:: What you need to do ::
Where a picture occurs in the data, omit it, and copy all remaining data exactly.

========================================

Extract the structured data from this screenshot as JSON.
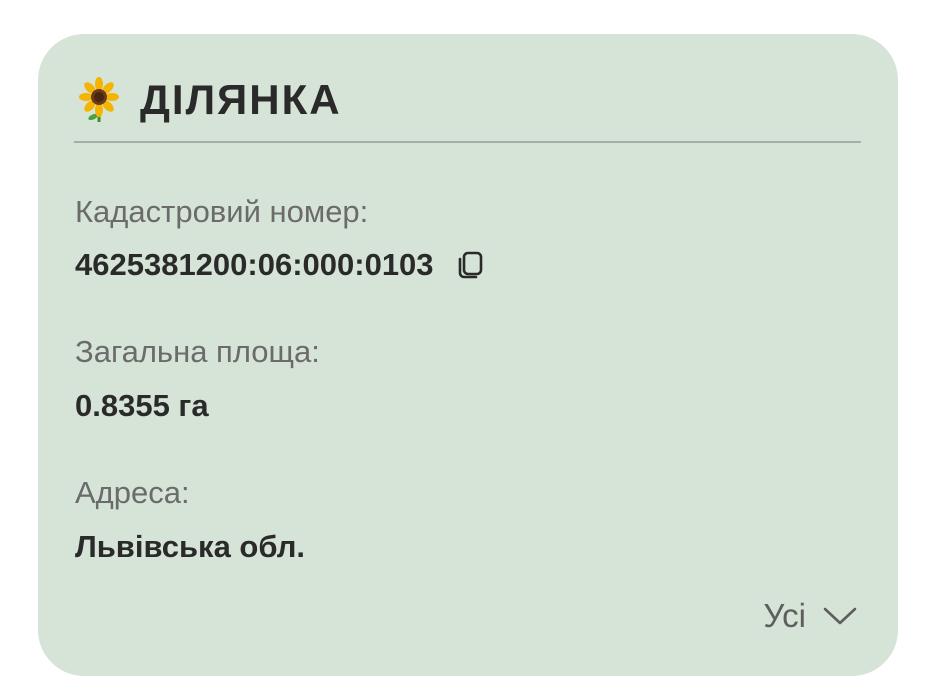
{
  "card": {
    "title": "ДІЛЯНКА",
    "icon": "sunflower-icon"
  },
  "fields": {
    "cadastral": {
      "label": "Кадастровий номер:",
      "value": "4625381200:06:000:0103",
      "action_icon": "copy-icon"
    },
    "area": {
      "label": "Загальна площа:",
      "value": "0.8355 га"
    },
    "address": {
      "label": "Адреса:",
      "value": "Львівська обл."
    }
  },
  "toggle": {
    "label": "Усі",
    "icon": "chevron-down-icon"
  },
  "colors": {
    "card_background": "#d6e4d7",
    "text_primary": "#2a2a2a",
    "text_secondary": "#6b6b6b"
  }
}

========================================

:: Output of the exercise ::
Extract the structured data from this screenshot as JSON.
{
  "card": {
    "title": "ДІЛЯНКА",
    "icon": "sunflower-icon"
  },
  "fields": {
    "cadastral": {
      "label": "Кадастровий номер:",
      "value": "4625381200:06:000:0103",
      "action_icon": "copy-icon"
    },
    "area": {
      "label": "Загальна площа:",
      "value": "0.8355 га"
    },
    "address": {
      "label": "Адреса:",
      "value": "Львівська обл."
    }
  },
  "toggle": {
    "label": "Усі",
    "icon": "chevron-down-icon"
  },
  "colors": {
    "card_background": "#d6e4d7",
    "text_primary": "#2a2a2a",
    "text_secondary": "#6b6b6b"
  }
}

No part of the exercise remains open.